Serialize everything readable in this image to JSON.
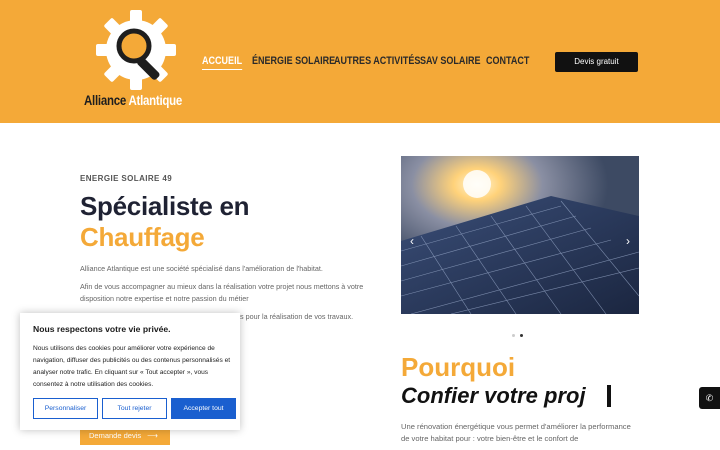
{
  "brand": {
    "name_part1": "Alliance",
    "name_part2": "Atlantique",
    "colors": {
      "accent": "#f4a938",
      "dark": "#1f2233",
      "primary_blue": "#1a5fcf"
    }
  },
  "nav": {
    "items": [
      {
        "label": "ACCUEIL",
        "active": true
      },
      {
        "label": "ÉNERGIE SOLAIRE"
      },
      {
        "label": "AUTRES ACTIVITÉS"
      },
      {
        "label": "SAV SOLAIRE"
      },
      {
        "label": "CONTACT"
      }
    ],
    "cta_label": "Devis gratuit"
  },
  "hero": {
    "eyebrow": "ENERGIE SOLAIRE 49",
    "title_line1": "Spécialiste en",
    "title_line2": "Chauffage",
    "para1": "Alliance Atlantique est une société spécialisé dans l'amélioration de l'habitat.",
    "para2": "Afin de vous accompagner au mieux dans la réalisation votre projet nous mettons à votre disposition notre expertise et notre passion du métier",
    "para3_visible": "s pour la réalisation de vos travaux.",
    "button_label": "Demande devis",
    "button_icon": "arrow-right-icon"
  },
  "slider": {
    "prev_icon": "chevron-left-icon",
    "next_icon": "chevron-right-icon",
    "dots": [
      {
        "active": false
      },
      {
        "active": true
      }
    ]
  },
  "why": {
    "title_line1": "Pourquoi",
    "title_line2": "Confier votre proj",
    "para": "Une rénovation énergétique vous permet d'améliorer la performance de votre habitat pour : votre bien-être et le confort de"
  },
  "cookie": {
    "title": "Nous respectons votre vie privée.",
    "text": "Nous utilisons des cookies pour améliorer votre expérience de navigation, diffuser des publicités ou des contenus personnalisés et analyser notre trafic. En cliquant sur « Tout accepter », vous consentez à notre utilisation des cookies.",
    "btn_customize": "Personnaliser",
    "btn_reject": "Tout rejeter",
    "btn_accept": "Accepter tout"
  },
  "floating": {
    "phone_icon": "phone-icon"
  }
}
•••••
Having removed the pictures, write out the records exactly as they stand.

Serialize everything readable in this image to JSON.
{
  "brand": {
    "name_part1": "Alliance",
    "name_part2": "Atlantique",
    "colors": {
      "accent": "#f4a938",
      "dark": "#1f2233",
      "primary_blue": "#1a5fcf"
    }
  },
  "nav": {
    "items": [
      {
        "label": "ACCUEIL",
        "active": true
      },
      {
        "label": "ÉNERGIE SOLAIRE"
      },
      {
        "label": "AUTRES ACTIVITÉS"
      },
      {
        "label": "SAV SOLAIRE"
      },
      {
        "label": "CONTACT"
      }
    ],
    "cta_label": "Devis gratuit"
  },
  "hero": {
    "eyebrow": "ENERGIE SOLAIRE 49",
    "title_line1": "Spécialiste en",
    "title_line2": "Chauffage",
    "para1": "Alliance Atlantique est une société spécialisé dans l'amélioration de l'habitat.",
    "para2": "Afin de vous accompagner au mieux dans la réalisation votre projet nous mettons à votre disposition notre expertise et notre passion du métier",
    "para3_visible": "s pour la réalisation de vos travaux.",
    "button_label": "Demande devis",
    "button_icon": "arrow-right-icon"
  },
  "slider": {
    "prev_icon": "chevron-left-icon",
    "next_icon": "chevron-right-icon",
    "dots": [
      {
        "active": false
      },
      {
        "active": true
      }
    ]
  },
  "why": {
    "title_line1": "Pourquoi",
    "title_line2": "Confier votre proj",
    "para": "Une rénovation énergétique vous permet d'améliorer la performance de votre habitat pour : votre bien-être et le confort de"
  },
  "cookie": {
    "title": "Nous respectons votre vie privée.",
    "text": "Nous utilisons des cookies pour améliorer votre expérience de navigation, diffuser des publicités ou des contenus personnalisés et analyser notre trafic. En cliquant sur « Tout accepter », vous consentez à notre utilisation des cookies.",
    "btn_customize": "Personnaliser",
    "btn_reject": "Tout rejeter",
    "btn_accept": "Accepter tout"
  },
  "floating": {
    "phone_icon": "phone-icon"
  }
}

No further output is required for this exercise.